Fowlsheugh

Fowlsheugh Nature Reserve
The coasts of the North Sea are home to nature reserves including the Ythan Estuary, Fowlsheugh Nature Preserve, and Farne Islands in the UK and the Wadden Sea National Parks in Denmark, Germany and the Netherlands.
The sheer cliffs of Fowlsheugh are actually undercut in some places by erosive force of the North Sea wave action and associated strong marine winds, giving rise to cliff overhangs in numerous stretches of the blufftop trail.

British Isles

BritainBritishThe British Isles
The North Sea receives freshwater from a number of European continental watersheds, as well as the British Isles.
The English Channel and the southern North Sea are the busiest seaways in the world.

Harbour porpoise

harbor porpoisePhocoena phocoenacommon porpoise
Common seals, and harbour porpoises can be found along the coasts, at marine installations, and on islands.
Although conjoined twins are rarely seen in wild mammals, the first known case of a two-headed harbour porpoise was documented in May 2017 when Dutch fishermen in the North Sea caught them by chance.

The Wash

WashcoastCrown Jewels of England
Storm surges threaten, in particular, the coasts of the Netherlands, Belgium, Germany, and Denmark and low lying areas of eastern England particularly around The Wash and Fens.
William Camden characterized The Washes as "a very large arme" of the "German Ocean" (the North Sea), "at every tide and high sea covered all with water, but when the sea ebbeth, and the tide is past, a man may pass over it as on dry land, but yet not without danger", as King John learned not without his loss (see below).

Mandal, Norway

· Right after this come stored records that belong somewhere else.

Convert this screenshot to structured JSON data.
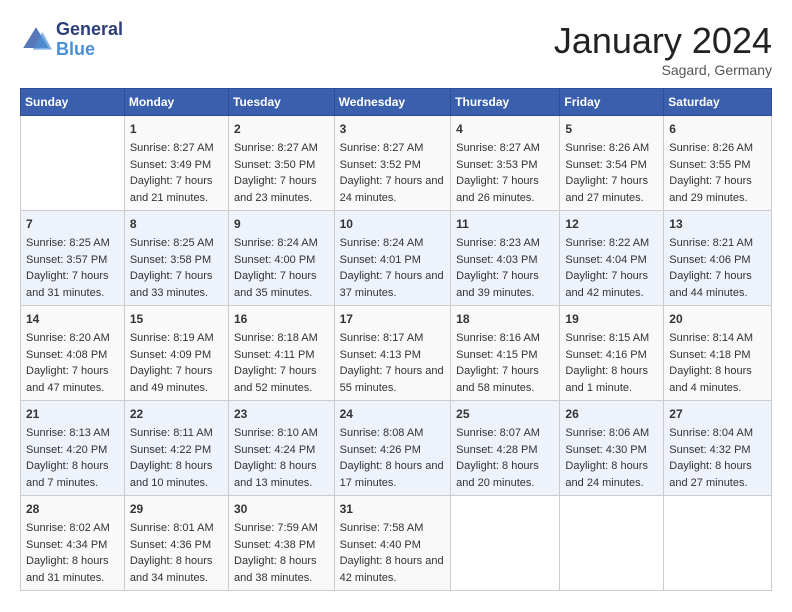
{
  "logo": {
    "line1": "General",
    "line2": "Blue"
  },
  "title": "January 2024",
  "location": "Sagard, Germany",
  "days_header": [
    "Sunday",
    "Monday",
    "Tuesday",
    "Wednesday",
    "Thursday",
    "Friday",
    "Saturday"
  ],
  "weeks": [
    [
      {
        "day": "",
        "sunrise": "",
        "sunset": "",
        "daylight": ""
      },
      {
        "day": "1",
        "sunrise": "Sunrise: 8:27 AM",
        "sunset": "Sunset: 3:49 PM",
        "daylight": "Daylight: 7 hours and 21 minutes."
      },
      {
        "day": "2",
        "sunrise": "Sunrise: 8:27 AM",
        "sunset": "Sunset: 3:50 PM",
        "daylight": "Daylight: 7 hours and 23 minutes."
      },
      {
        "day": "3",
        "sunrise": "Sunrise: 8:27 AM",
        "sunset": "Sunset: 3:52 PM",
        "daylight": "Daylight: 7 hours and 24 minutes."
      },
      {
        "day": "4",
        "sunrise": "Sunrise: 8:27 AM",
        "sunset": "Sunset: 3:53 PM",
        "daylight": "Daylight: 7 hours and 26 minutes."
      },
      {
        "day": "5",
        "sunrise": "Sunrise: 8:26 AM",
        "sunset": "Sunset: 3:54 PM",
        "daylight": "Daylight: 7 hours and 27 minutes."
      },
      {
        "day": "6",
        "sunrise": "Sunrise: 8:26 AM",
        "sunset": "Sunset: 3:55 PM",
        "daylight": "Daylight: 7 hours and 29 minutes."
      }
    ],
    [
      {
        "day": "7",
        "sunrise": "Sunrise: 8:25 AM",
        "sunset": "Sunset: 3:57 PM",
        "daylight": "Daylight: 7 hours and 31 minutes."
      },
      {
        "day": "8",
        "sunrise": "Sunrise: 8:25 AM",
        "sunset": "Sunset: 3:58 PM",
        "daylight": "Daylight: 7 hours and 33 minutes."
      },
      {
        "day": "9",
        "sunrise": "Sunrise: 8:24 AM",
        "sunset": "Sunset: 4:00 PM",
        "daylight": "Daylight: 7 hours and 35 minutes."
      },
      {
        "day": "10",
        "sunrise": "Sunrise: 8:24 AM",
        "sunset": "Sunset: 4:01 PM",
        "daylight": "Daylight: 7 hours and 37 minutes."
      },
      {
        "day": "11",
        "sunrise": "Sunrise: 8:23 AM",
        "sunset": "Sunset: 4:03 PM",
        "daylight": "Daylight: 7 hours and 39 minutes."
      },
      {
        "day": "12",
        "sunrise": "Sunrise: 8:22 AM",
        "sunset": "Sunset: 4:04 PM",
        "daylight": "Daylight: 7 hours and 42 minutes."
      },
      {
        "day": "13",
        "sunrise": "Sunrise: 8:21 AM",
        "sunset": "Sunset: 4:06 PM",
        "daylight": "Daylight: 7 hours and 44 minutes."
      }
    ],
    [
      {
        "day": "14",
        "sunrise": "Sunrise: 8:20 AM",
        "sunset": "Sunset: 4:08 PM",
        "daylight": "Daylight: 7 hours and 47 minutes."
      },
      {
        "day": "15",
        "sunrise": "Sunrise: 8:19 AM",
        "sunset": "Sunset: 4:09 PM",
        "daylight": "Daylight: 7 hours and 49 minutes."
      },
      {
        "day": "16",
        "sunrise": "Sunrise: 8:18 AM",
        "sunset": "Sunset: 4:11 PM",
        "daylight": "Daylight: 7 hours and 52 minutes."
      },
      {
        "day": "17",
        "sunrise": "Sunrise: 8:17 AM",
        "sunset": "Sunset: 4:13 PM",
        "daylight": "Daylight: 7 hours and 55 minutes."
      },
      {
        "day": "18",
        "sunrise": "Sunrise: 8:16 AM",
        "sunset": "Sunset: 4:15 PM",
        "daylight": "Daylight: 7 hours and 58 minutes."
      },
      {
        "day": "19",
        "sunrise": "Sunrise: 8:15 AM",
        "sunset": "Sunset: 4:16 PM",
        "daylight": "Daylight: 8 hours and 1 minute."
      },
      {
        "day": "20",
        "sunrise": "Sunrise: 8:14 AM",
        "sunset": "Sunset: 4:18 PM",
        "daylight": "Daylight: 8 hours and 4 minutes."
      }
    ],
    [
      {
        "day": "21",
        "sunrise": "Sunrise: 8:13 AM",
        "sunset": "Sunset: 4:20 PM",
        "daylight": "Daylight: 8 hours and 7 minutes."
      },
      {
        "day": "22",
        "sunrise": "Sunrise: 8:11 AM",
        "sunset": "Sunset: 4:22 PM",
        "daylight": "Daylight: 8 hours and 10 minutes."
      },
      {
        "day": "23",
        "sunrise": "Sunrise: 8:10 AM",
        "sunset": "Sunset: 4:24 PM",
        "daylight": "Daylight: 8 hours and 13 minutes."
      },
      {
        "day": "24",
        "sunrise": "Sunrise: 8:08 AM",
        "sunset": "Sunset: 4:26 PM",
        "daylight": "Daylight: 8 hours and 17 minutes."
      },
      {
        "day": "25",
        "sunrise": "Sunrise: 8:07 AM",
        "sunset": "Sunset: 4:28 PM",
        "daylight": "Daylight: 8 hours and 20 minutes."
      },
      {
        "day": "26",
        "sunrise": "Sunrise: 8:06 AM",
        "sunset": "Sunset: 4:30 PM",
        "daylight": "Daylight: 8 hours and 24 minutes."
      },
      {
        "day": "27",
        "sunrise": "Sunrise: 8:04 AM",
        "sunset": "Sunset: 4:32 PM",
        "daylight": "Daylight: 8 hours and 27 minutes."
      }
    ],
    [
      {
        "day": "28",
        "sunrise": "Sunrise: 8:02 AM",
        "sunset": "Sunset: 4:34 PM",
        "daylight": "Daylight: 8 hours and 31 minutes."
      },
      {
        "day": "29",
        "sunrise": "Sunrise: 8:01 AM",
        "sunset": "Sunset: 4:36 PM",
        "daylight": "Daylight: 8 hours and 34 minutes."
      },
      {
        "day": "30",
        "sunrise": "Sunrise: 7:59 AM",
        "sunset": "Sunset: 4:38 PM",
        "daylight": "Daylight: 8 hours and 38 minutes."
      },
      {
        "day": "31",
        "sunrise": "Sunrise: 7:58 AM",
        "sunset": "Sunset: 4:40 PM",
        "daylight": "Daylight: 8 hours and 42 minutes."
      },
      {
        "day": "",
        "sunrise": "",
        "sunset": "",
        "daylight": ""
      },
      {
        "day": "",
        "sunrise": "",
        "sunset": "",
        "daylight": ""
      },
      {
        "day": "",
        "sunrise": "",
        "sunset": "",
        "daylight": ""
      }
    ]
  ]
}
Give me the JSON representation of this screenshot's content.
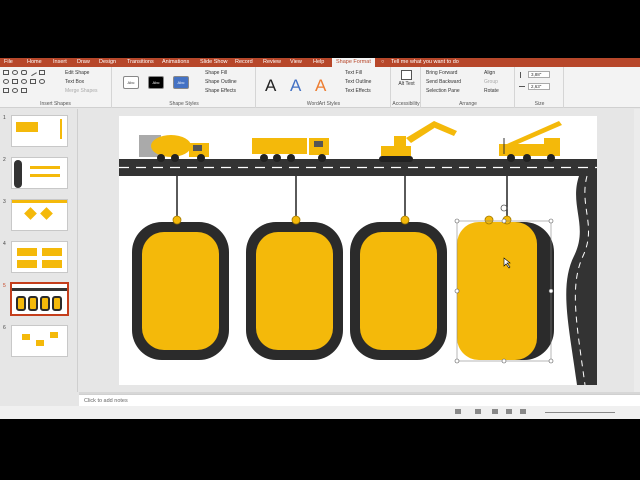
{
  "tabs": [
    "File",
    "Home",
    "Insert",
    "Draw",
    "Design",
    "Transitions",
    "Animations",
    "Slide Show",
    "Record",
    "Review",
    "View",
    "Help",
    "Shape Format"
  ],
  "active_tab": "Shape Format",
  "tell_me": "Tell me what you want to do",
  "ribbon": {
    "insert_shapes": {
      "edit_shape": "Edit Shape",
      "text_box": "Text Box",
      "merge_shapes": "Merge Shapes",
      "label": "Insert Shapes"
    },
    "shape_styles": {
      "swatch_text": "Abc",
      "fill": "Shape Fill",
      "outline": "Shape Outline",
      "effects": "Shape Effects",
      "label": "Shape Styles"
    },
    "wordart": {
      "letter": "A",
      "text_fill": "Text Fill",
      "text_outline": "Text Outline",
      "text_effects": "Text Effects",
      "label": "WordArt Styles"
    },
    "accessibility": {
      "alt_text": "Alt Text",
      "label": "Accessibility"
    },
    "arrange": {
      "bring_forward": "Bring Forward",
      "send_backward": "Send Backward",
      "selection_pane": "Selection Pane",
      "align": "Align",
      "group": "Group",
      "rotate": "Rotate",
      "label": "Arrange"
    },
    "size": {
      "height": "3,88\"",
      "width": "2,63\"",
      "label": "Size"
    }
  },
  "slides": [
    "1",
    "2",
    "3",
    "4",
    "5",
    "6"
  ],
  "active_slide": 5,
  "notes_placeholder": "Click to add notes",
  "colors": {
    "accent": "#b7472a",
    "yellow": "#f4b90a",
    "dark": "#2b2b2b",
    "road": "#333333"
  }
}
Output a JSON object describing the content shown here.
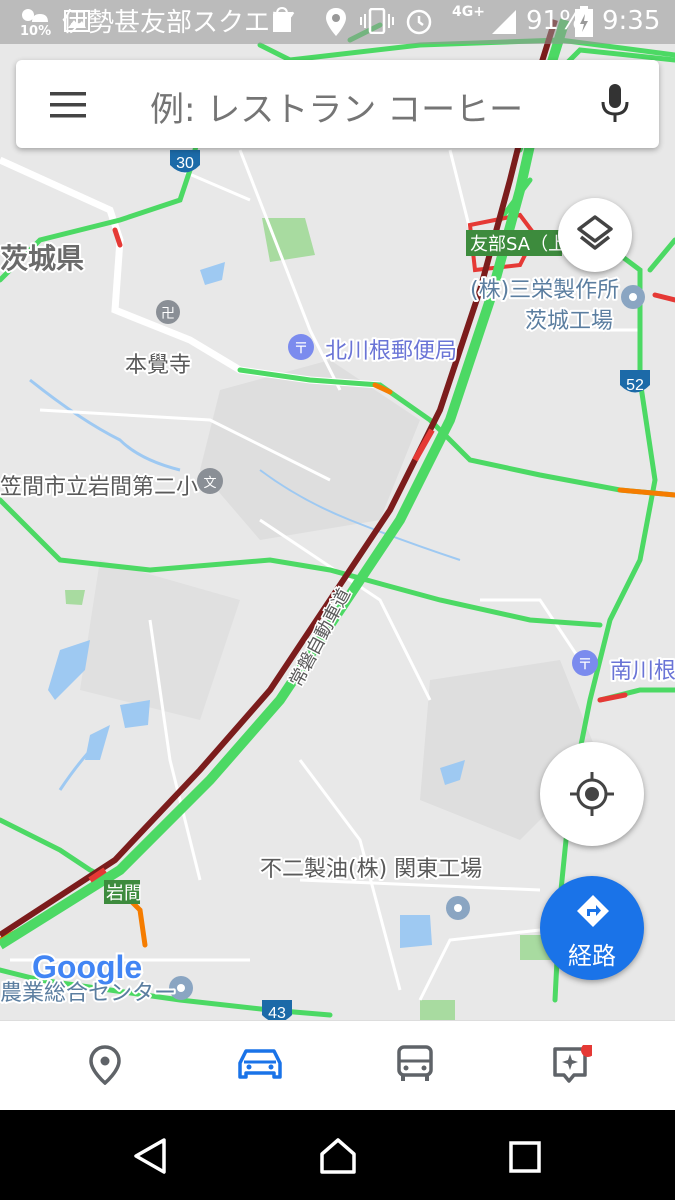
{
  "status_bar": {
    "notification_text": "伊勢甚友部スクエア",
    "weather_pct": "10%",
    "network": "4G+",
    "battery": "91%",
    "time": "9:35"
  },
  "search": {
    "placeholder": "例: レストラン コーヒー"
  },
  "map": {
    "prefecture": "茨城県",
    "temple": "本覺寺",
    "post_office_1": "北川根郵便局",
    "school": "笠間市立岩間第二小",
    "service_area": "友部SA（上り）",
    "factory_1_line1": "(株)三栄製作所",
    "factory_1_line2": "茨城工場",
    "post_office_2": "南川根",
    "factory_2": "不二製油(株) 関東工場",
    "station": "岩間",
    "center": "農業総合センター",
    "expressway": "常磐自動車道",
    "route_30": "30",
    "route_52": "52",
    "route_43": "43",
    "google": "Google"
  },
  "route_button": {
    "label": "経路"
  },
  "bottom_nav": {
    "items": [
      {
        "icon": "place-pin-icon"
      },
      {
        "icon": "car-icon"
      },
      {
        "icon": "bus-icon"
      },
      {
        "icon": "updates-sparkle-icon"
      }
    ]
  },
  "colors": {
    "accent": "#1a73e8",
    "traffic_slow": "#7b1c1c",
    "traffic_jam": "#e53935",
    "traffic_ok": "#4cd964",
    "traffic_mid": "#f57c00"
  }
}
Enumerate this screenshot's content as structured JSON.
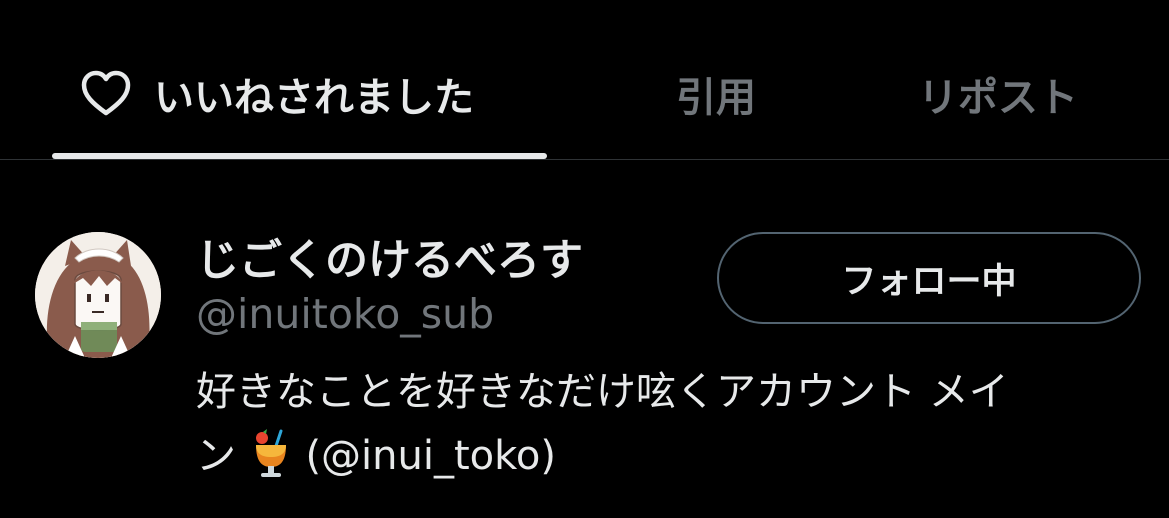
{
  "tabs": [
    {
      "label": "いいねされました",
      "icon": "heart-icon",
      "active": true
    },
    {
      "label": "引用",
      "active": false
    },
    {
      "label": "リポスト",
      "active": false
    }
  ],
  "user": {
    "display_name": "じごくのけるべろす",
    "handle": "@inuitoko_sub",
    "follow_button_label": "フォロー中",
    "bio_line1": "好きなことを好きなだけ呟くアカウント メイ",
    "bio_line2_prefix": "ン",
    "bio_emoji": "tropical-drink-icon",
    "bio_line2_suffix": "(@inui_toko)"
  },
  "colors": {
    "background": "#000000",
    "primary_text": "#e7e9ea",
    "secondary_text": "#71767b",
    "divider": "#2f3336",
    "button_border": "#536471"
  }
}
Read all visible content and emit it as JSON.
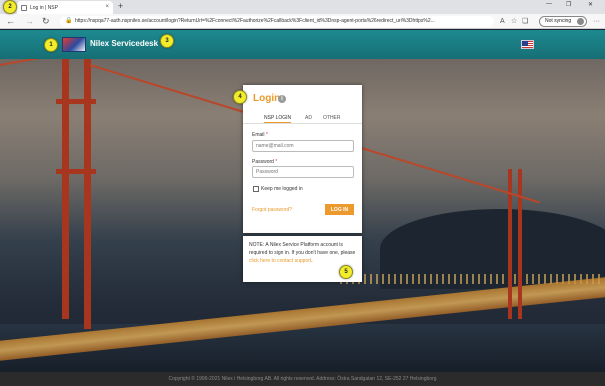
{
  "browser": {
    "tab_title": "Log in | NSP",
    "tab_close": "×",
    "new_tab": "+",
    "url": "https://nspqa77-auth.nspnilex.se/account/login?ReturnUrl=%2Fconnect%2Fauthorize%2Fcallback%3Fclient_id%3Dnsp-agent-porta%26redirect_uri%3Dhttps%2...",
    "sync_label": "Not syncing",
    "more": "···",
    "minimize": "—",
    "restore": "❐",
    "close": "✕"
  },
  "header": {
    "brand": "Nilex Servicedesk"
  },
  "login": {
    "title": "Login",
    "info_glyph": "i",
    "tabs": [
      "NSP LOGIN",
      "AD",
      "OTHER"
    ],
    "email_label": "Email",
    "email_placeholder": "name@mail.com",
    "password_label": "Password",
    "password_placeholder": "Password",
    "required_mark": "*",
    "keep_logged_in": "Keep me logged in",
    "forgot": "Forgot password?",
    "login_button": "LOG IN"
  },
  "note": {
    "text": "NOTE: A Nilex Service Platform account is required to sign in. If you don't have one, please ",
    "link": "click here to contact support",
    "end": "."
  },
  "footer": {
    "text": "Copyright © 1996-2021 Nilex i Helsingborg AB. All rights reserved. Address: Östra Sandgatan 12, SE-252 27 Helsingborg"
  },
  "badges": [
    "1",
    "2",
    "3",
    "4",
    "5"
  ],
  "colors": {
    "accent": "#e89a2b",
    "header": "#1d8a90",
    "badge": "#f2ec2a"
  }
}
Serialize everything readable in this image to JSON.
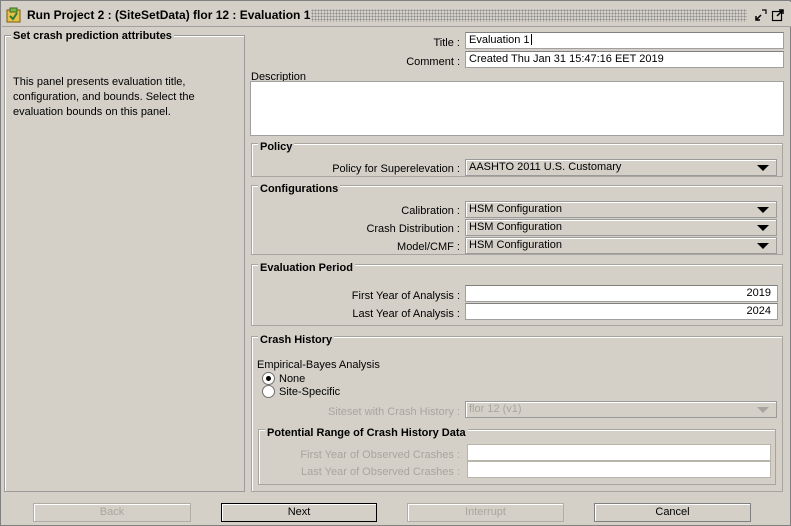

MandalMandahlMandal municipality
Mandal borders the North Sea to the south, the municipality of Lindesnes to the west and northwest, the municipality of Marnardal to the north, and the municipality of Søgne to the east.

Battle of Dogger Bank (1915)

Battle of Dogger BankDogger BankBattle of the Dogger Bank
Major battles included the Battle of Heligoland Bight, the Battle of the Dogger Bank, and the Battle of Jutland.
The Battle of Dogger Bank was a naval engagement on 24 January 1915, near the Dogger Bank in the North Sea, during the First World War, between squadrons of the British Grand Fleet and the German High Seas Fleet.